  • Senator Schumer demands release of northern counternarcotics strategy

    Senator Charles Schumer (D-New York) is demanding that the Office of National Drug Control Policy (ONDCP) release its Northern Border Counternarcotics strategy immediately; the strategy was due on 5 July as stipulated by a law passed in January; the law came in response to a to a Government Accountability Office (GAO) report which found that only thirty-two miles along the nearly 4,000 mile U.S.-Canada border had “an acceptable level of security”

  • AntiSec hacks IRC Federal, posts passwords online

    Last Friday, AntiSec, a prominent hacking group, announced that it had successfully infiltrated the servers of IRC Federal; the company has contracts with several major government agencies including the Department of Justice, the Army, Navy, and NASA; in an announcement on their website, AntiSec wrote, “We laid nuclear waste to their systems, owning their pathetic Windows box, dropping their databases and private emails, and defaced their professional looking website”

  • Five years on: Israel-Hezbollah 2006 war

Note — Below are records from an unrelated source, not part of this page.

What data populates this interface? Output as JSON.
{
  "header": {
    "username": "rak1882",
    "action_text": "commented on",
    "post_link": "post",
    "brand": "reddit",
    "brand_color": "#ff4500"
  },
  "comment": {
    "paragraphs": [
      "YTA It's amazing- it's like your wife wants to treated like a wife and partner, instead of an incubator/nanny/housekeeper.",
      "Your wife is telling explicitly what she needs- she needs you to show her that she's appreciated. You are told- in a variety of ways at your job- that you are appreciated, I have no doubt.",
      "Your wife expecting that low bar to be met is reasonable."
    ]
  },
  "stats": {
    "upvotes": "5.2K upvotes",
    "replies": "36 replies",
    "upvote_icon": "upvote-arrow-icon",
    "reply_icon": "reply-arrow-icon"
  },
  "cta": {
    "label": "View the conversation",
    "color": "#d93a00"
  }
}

    Five years ago today, a war broke out between Israel and Hezbollah after Hezbollah fighters made a foray into Israel, killing several soldiers and carrying the bodies of two of them back into Lebanon; despite the uneven scale of death and damage — Israel has inflicted much more damage on Hezbollah and Lebanon — the war was initially perceived as an Israeli defeat because Israel was unable to stop Hezbollah from firing rockets into Israel during the entire conflict; more recently, though, this initial conclusion has been revised somewhat, with some analysts pointing out that the Israel-Lebanese border has been quiet during the past five years — the longest period it has been so quiet; a respected Israeli military analyst says that the 2006 war was an Israeli failure — and unless Israel changes its definition regarding who the real enemy is, the next Israel-Hezbollah war will be and Israeli failure as well